The Radio Songs chart (previously named Hot 100 Airplay until 2014 and Top 40 Radio Monitor until 1991) is released weekly by Billboard magazine and measures the airplay of songs being played on radio stations throughout the United States across all musical genres. It is one of the three components, along with sales (both physical and the digital) and streaming activity, that determine the chart positions of songs on the Billboard Hot 100.
Radio airplay has always been one of the component charts of the Hot 100. Prior to the establishment of the Hot 100, Billboard published a radio airplay chart, a singles sales chart and a jukebox play chart, the last of which was discontinued in 1959 as jukeboxes lost their popularity. During the 1960s and 1970s, Billboard continued to collect airplay data as a component of the Hot 100 but did not make the chart public.

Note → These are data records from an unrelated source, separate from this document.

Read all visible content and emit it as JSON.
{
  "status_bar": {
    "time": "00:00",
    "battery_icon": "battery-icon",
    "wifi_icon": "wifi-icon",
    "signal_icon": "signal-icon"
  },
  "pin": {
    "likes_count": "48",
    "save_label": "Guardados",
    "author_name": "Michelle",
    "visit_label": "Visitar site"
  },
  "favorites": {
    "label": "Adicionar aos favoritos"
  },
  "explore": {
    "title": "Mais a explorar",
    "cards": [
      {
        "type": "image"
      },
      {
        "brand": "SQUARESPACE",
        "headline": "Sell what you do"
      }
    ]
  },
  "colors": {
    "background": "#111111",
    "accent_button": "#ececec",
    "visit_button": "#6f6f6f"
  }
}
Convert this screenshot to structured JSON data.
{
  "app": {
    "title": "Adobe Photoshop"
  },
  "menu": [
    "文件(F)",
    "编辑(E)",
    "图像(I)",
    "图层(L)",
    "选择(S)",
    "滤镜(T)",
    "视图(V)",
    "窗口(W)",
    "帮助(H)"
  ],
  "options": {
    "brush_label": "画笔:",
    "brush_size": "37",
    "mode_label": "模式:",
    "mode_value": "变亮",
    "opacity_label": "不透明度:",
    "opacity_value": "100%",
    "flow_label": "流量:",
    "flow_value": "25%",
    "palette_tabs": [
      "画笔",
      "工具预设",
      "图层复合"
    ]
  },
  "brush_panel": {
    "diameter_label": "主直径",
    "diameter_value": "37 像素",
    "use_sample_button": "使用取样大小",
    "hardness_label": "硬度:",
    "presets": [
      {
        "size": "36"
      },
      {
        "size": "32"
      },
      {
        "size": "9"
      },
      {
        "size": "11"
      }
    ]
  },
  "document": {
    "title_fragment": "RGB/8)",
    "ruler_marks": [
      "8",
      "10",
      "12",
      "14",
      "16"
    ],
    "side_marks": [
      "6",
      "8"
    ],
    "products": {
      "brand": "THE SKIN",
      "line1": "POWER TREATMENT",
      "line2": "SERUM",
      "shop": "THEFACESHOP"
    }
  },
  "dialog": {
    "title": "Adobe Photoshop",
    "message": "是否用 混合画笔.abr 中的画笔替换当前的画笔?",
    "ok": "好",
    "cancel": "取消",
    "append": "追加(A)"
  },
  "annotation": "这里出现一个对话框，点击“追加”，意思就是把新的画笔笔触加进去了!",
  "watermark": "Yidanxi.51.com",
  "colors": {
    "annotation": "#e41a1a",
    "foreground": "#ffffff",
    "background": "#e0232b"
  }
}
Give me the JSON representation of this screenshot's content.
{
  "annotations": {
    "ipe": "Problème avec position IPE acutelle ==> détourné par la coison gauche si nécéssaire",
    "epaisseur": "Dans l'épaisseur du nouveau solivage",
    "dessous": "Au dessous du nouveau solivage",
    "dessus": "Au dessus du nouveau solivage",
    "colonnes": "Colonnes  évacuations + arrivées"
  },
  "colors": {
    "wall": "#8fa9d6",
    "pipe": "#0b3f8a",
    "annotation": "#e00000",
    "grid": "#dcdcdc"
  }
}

The airplay-only chart debuted as a 30-position chart on October 20, 1984, and was expanded to 40 positions on May 31, 1986. Rankings were based on playlists received by a panel of Top 40 radio stations. On December 8, 1990, Billboard introduced the 75-position Top 40 Radio Monitor chart positions, which ranked songs measured by the number of spins each song on monitored radio stations and the ratings for those stations when the songs were being played based on Nielsen BDS technology. The BDS-measured Top 40 Radio Monitor chart became the official airplay-component of the Hot 100 on November 30, 1991.
Each week, the Radio Songs chart ranks the top 100 songs by most airplay points (frequently referred to as audience impressions, which is a calculation of the number of times a song is played and the audience size of the station playing the tune). A song can pick up an airplay point every time it is selected to be played on specific radio stations that Billboard monitors. Radio stations across the board are used, from Top 40 Mainstream (which plays a wide variety of music that is generally the most popular songs of the time) to more genre-specific radio stations such as urban radio and country music. Paid plays of a song or treatment as bumper music do not count as an impression.

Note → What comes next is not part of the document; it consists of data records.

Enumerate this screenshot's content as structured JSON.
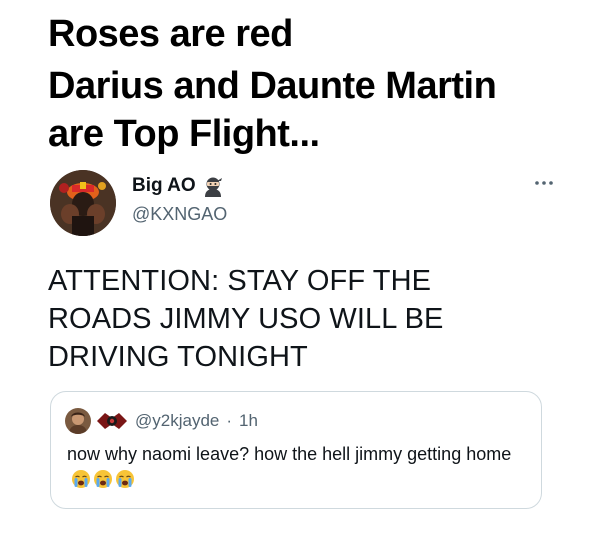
{
  "meme": {
    "line1": "Roses are red",
    "line2": "Darius and Daunte Martin",
    "line3": "are Top Flight..."
  },
  "tweet": {
    "display_name": "Big AO",
    "handle": "@KXNGAO",
    "text": "ATTENTION: STAY OFF THE ROADS JIMMY USO WILL BE DRIVING TONIGHT",
    "icons": {
      "name_emoji": "ninja-icon",
      "more": "more-icon"
    }
  },
  "quote": {
    "handle": "@y2kjayde",
    "separator": "·",
    "time": "1h",
    "text": "now why naomi leave? how the hell jimmy getting home",
    "emoji_count": 3,
    "emoji_name": "loudly-crying-face-icon"
  },
  "colors": {
    "text_primary": "#0f1419",
    "text_secondary": "#536471",
    "border": "#cfd9de",
    "background": "#ffffff"
  }
}
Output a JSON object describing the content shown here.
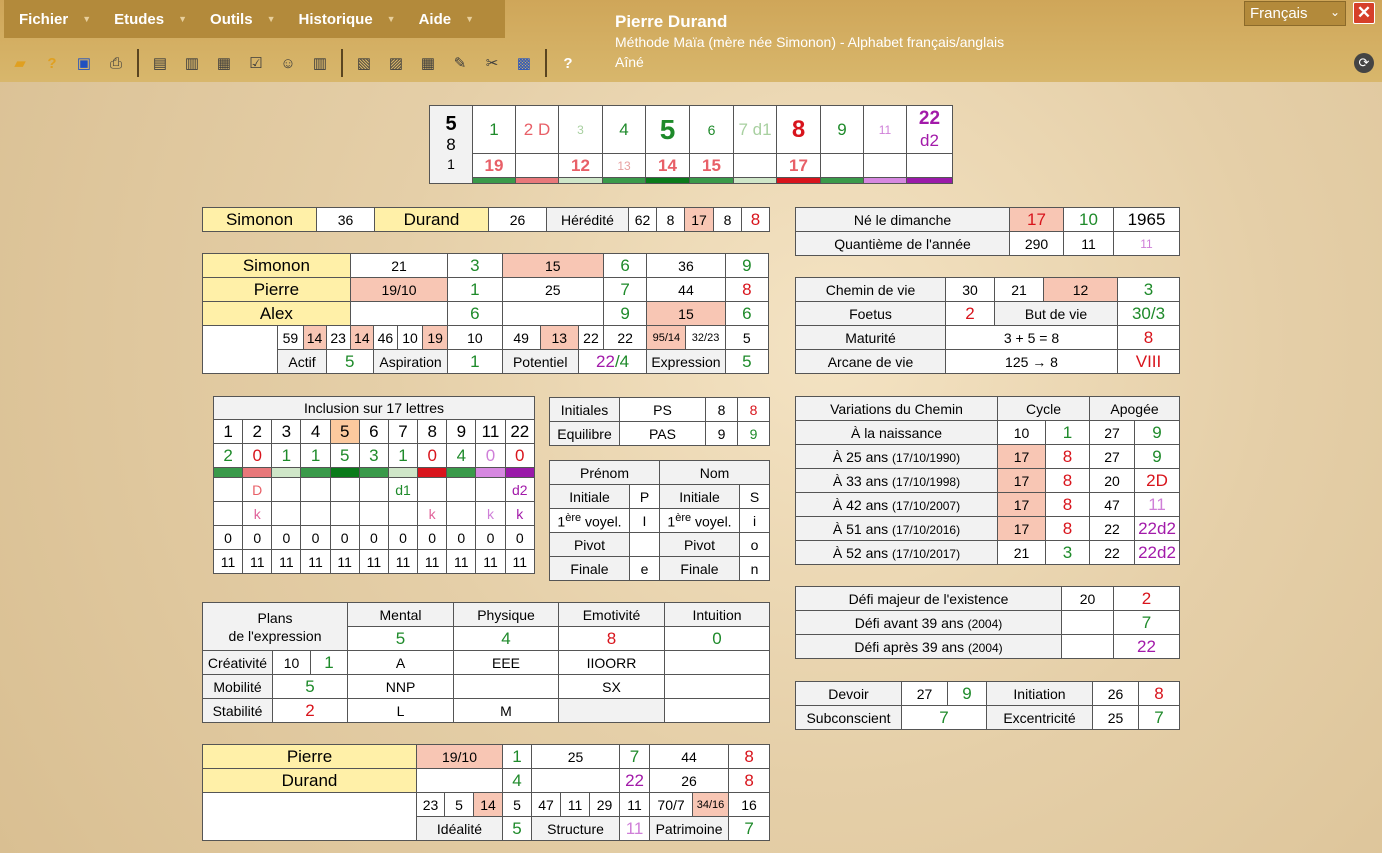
{
  "menu": [
    "Fichier",
    "Etudes",
    "Outils",
    "Historique",
    "Aide"
  ],
  "user": {
    "name": "Pierre Durand",
    "method": "Méthode Maïa (mère née Simonon) - Alphabet français/anglais",
    "rank": "Aîné"
  },
  "language": "Français",
  "toolbar": [
    "open-icon",
    "help-icon",
    "save-icon",
    "print-icon",
    "card-icon",
    "cards-icon",
    "calc-icon",
    "check-icon",
    "people-icon",
    "grid-icon",
    "ab-icon",
    "ap-icon",
    "table-icon",
    "stamp-icon",
    "tools-icon",
    "book-icon",
    "question-icon"
  ],
  "colors": {
    "accent": "#b38a3b",
    "green": "#1e8a2a",
    "red": "#d8141c",
    "purple": "#a21aa9"
  },
  "header": {
    "big": [
      "5",
      "8",
      "1"
    ],
    "top": [
      "1",
      "2 D",
      "3",
      "4",
      "5",
      "6",
      "7 d1",
      "8",
      "9",
      "11",
      "22",
      "d2"
    ],
    "bottom": [
      "19",
      "",
      "12",
      "13",
      "14",
      "15",
      "",
      "17",
      "",
      "",
      "",
      ""
    ]
  },
  "hered": {
    "simonon": "Simonon",
    "v1": "36",
    "durand": "Durand",
    "v2": "26",
    "label": "Hérédité",
    "a": "62",
    "b": "8",
    "c": "17",
    "d": "8",
    "e": "8"
  },
  "names": {
    "r1": [
      "Simonon",
      "21",
      "3",
      "15",
      "6",
      "36",
      "9"
    ],
    "r2": [
      "Pierre",
      "19/10",
      "1",
      "25",
      "7",
      "44",
      "8"
    ],
    "r3": [
      "Alex",
      "",
      "6",
      "",
      "9",
      "15",
      "6"
    ],
    "r4": [
      "59",
      "14",
      "23",
      "14",
      "46",
      "10",
      "19",
      "10",
      "49",
      "13",
      "22",
      "22",
      "95/14",
      "32/23",
      "5"
    ],
    "r5": [
      "Actif",
      "5",
      "Aspiration",
      "1",
      "Potentiel",
      "22",
      "/4",
      "Expression",
      "5"
    ]
  },
  "birth": {
    "r1": [
      "Né le dimanche",
      "17",
      "10",
      "1965"
    ],
    "r2": [
      "Quantième de l'année",
      "290",
      "11",
      "11"
    ]
  },
  "life": {
    "r1": [
      "Chemin de vie",
      "30",
      "21",
      "12",
      "3"
    ],
    "r2": [
      "Foetus",
      "2",
      "But de vie",
      "30/3"
    ],
    "r3": [
      "Maturité",
      "3 + 5 = 8",
      "8"
    ],
    "r4": [
      "Arcane de vie",
      "125 → 8",
      "VIII"
    ]
  },
  "inclusion": {
    "title": "Inclusion sur 17 lettres",
    "nums": [
      "1",
      "2",
      "3",
      "4",
      "5",
      "6",
      "7",
      "8",
      "9",
      "11",
      "22"
    ],
    "counts": [
      "2",
      "0",
      "1",
      "1",
      "5",
      "3",
      "1",
      "0",
      "4",
      "0",
      "0"
    ],
    "r4": [
      "",
      "D",
      "",
      "",
      "",
      "",
      "d1",
      "",
      "",
      "",
      "d2"
    ],
    "r5": [
      "",
      "k",
      "",
      "",
      "",
      "",
      "",
      "k",
      "",
      "k",
      "k"
    ],
    "r6": [
      "0",
      "0",
      "0",
      "0",
      "0",
      "0",
      "0",
      "0",
      "0",
      "0",
      "0"
    ],
    "r7": [
      "11",
      "11",
      "11",
      "11",
      "11",
      "11",
      "11",
      "11",
      "11",
      "11",
      "11"
    ]
  },
  "initials": {
    "r1": [
      "Initiales",
      "PS",
      "8",
      "8"
    ],
    "r2": [
      "Equilibre",
      "PAS",
      "9",
      "9"
    ]
  },
  "prenom": {
    "head": [
      "Prénom",
      "Nom"
    ],
    "r1": [
      "Initiale",
      "P",
      "Initiale",
      "S"
    ],
    "r2": [
      "ère",
      "voyel.",
      "I",
      "ère",
      "voyel.",
      "i"
    ],
    "r3": [
      "Pivot",
      "",
      "Pivot",
      "o"
    ],
    "r4": [
      "Finale",
      "e",
      "Finale",
      "n"
    ],
    "one": "1"
  },
  "variations": {
    "head": [
      "Variations du Chemin",
      "Cycle",
      "Apogée"
    ],
    "rows": [
      [
        "À la naissance",
        "",
        "10",
        "1",
        "27",
        "9"
      ],
      [
        "À 25 ans",
        "(17/10/1990)",
        "17",
        "8",
        "27",
        "9"
      ],
      [
        "À 33 ans",
        "(17/10/1998)",
        "17",
        "8",
        "20",
        "2D"
      ],
      [
        "À 42 ans",
        "(17/10/2007)",
        "17",
        "8",
        "47",
        "11"
      ],
      [
        "À 51 ans",
        "(17/10/2016)",
        "17",
        "8",
        "22",
        "22d2"
      ],
      [
        "À 52 ans",
        "(17/10/2017)",
        "21",
        "3",
        "22",
        "22d2"
      ]
    ]
  },
  "plans": {
    "title1": "Plans",
    "title2": "de l'expression",
    "head": [
      "Mental",
      "Physique",
      "Emotivité",
      "Intuition"
    ],
    "vals": [
      "5",
      "4",
      "8",
      "0"
    ],
    "rows": [
      [
        "Créativité",
        "10",
        "1",
        "A",
        "EEE",
        "IIOORR",
        ""
      ],
      [
        "Mobilité",
        "5",
        "NNP",
        "",
        "SX",
        ""
      ],
      [
        "Stabilité",
        "2",
        "L",
        "M",
        "",
        ""
      ]
    ]
  },
  "defi": {
    "r1": [
      "Défi majeur de l'existence",
      "20",
      "2"
    ],
    "r2": [
      "Défi avant 39 ans",
      "(2004)",
      "",
      "7"
    ],
    "r3": [
      "Défi après 39 ans",
      "(2004)",
      "",
      "22"
    ]
  },
  "devoir": {
    "r1": [
      "Devoir",
      "27",
      "9",
      "Initiation",
      "26",
      "8"
    ],
    "r2": [
      "Subconscient",
      "7",
      "Excentricité",
      "25",
      "7"
    ]
  },
  "bottom": {
    "r1": [
      "Pierre",
      "19/10",
      "1",
      "25",
      "7",
      "44",
      "8"
    ],
    "r2": [
      "Durand",
      "",
      "4",
      "22",
      "26",
      "8"
    ],
    "r3": [
      "23",
      "5",
      "14",
      "5",
      "47",
      "11",
      "29",
      "11",
      "70/7",
      "34/16",
      "16"
    ],
    "r4": [
      "Idéalité",
      "5",
      "Structure",
      "11",
      "Patrimoine",
      "7"
    ]
  }
}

During the early years of the chart, only airplay data from top 40 radio stations were compiled to generate the chart. Effective from issue dated July 17, 1993, adult contemporary stations were added to the panel, followed by modern rock few months later. However, beginning in December 1998, the chart profile expanded to include airplay data from radio stations of other formats such as R&B, rock and country. To preserve the notion of the former chart, the Top 40 Tracks chart (now defunct) was introduced at the same time.
Per Billboard (as of October 2011):
"1,214 stations, encompassing pop, adult, rock, country, R&B/hip-hop, Christian, gospel, dance, jazz and Latin formats, are electronically monitored 24 hours a day, 7 days a week by Nielsen Broadcast Data System. This data is used to compile the Billboard Hot 100."
The radio airplay data was previously collected on a Wednesday to Tuesday weekly cycle prior to July 2015, and on a Monday to Sunday weekly cycle from July 2015 to July 2021.As of the chart dated July 17, 2021, the radio airplay data is collected on a Friday through Thursday weekly cycle, which matches that of the other Hot 100 metrics (streaming and sales).
|26||The Weeknd||"Blinding Lights"||2020|||
|18||Goo Goo Dolls||"Iris"||1998|||
|16||No Doubt||"Don't Speak"||1996–1997|||
|Mariah Carey||"We Belong Together"||2005|||
|Maroon 5 featuring Cardi B||"Girls Like You"||2018|||
|15||Adele||"Easy on Me"||2021–2022|||
|14||Céline Dion||"Because You Loved Me"||1996|||
|Alicia Keys||"No One"||2007–2008|||
|Panic! at the Disco||"High Hopes"||2018–2019|||
Listed here are airplay peaks by song. Even if a song has registered enough impressions to be listed during multiple weeks, it is only listed once.
|Number of songs||Artist||Source|
|Boyz II Men|||
|Number of Songs||Artist||Source|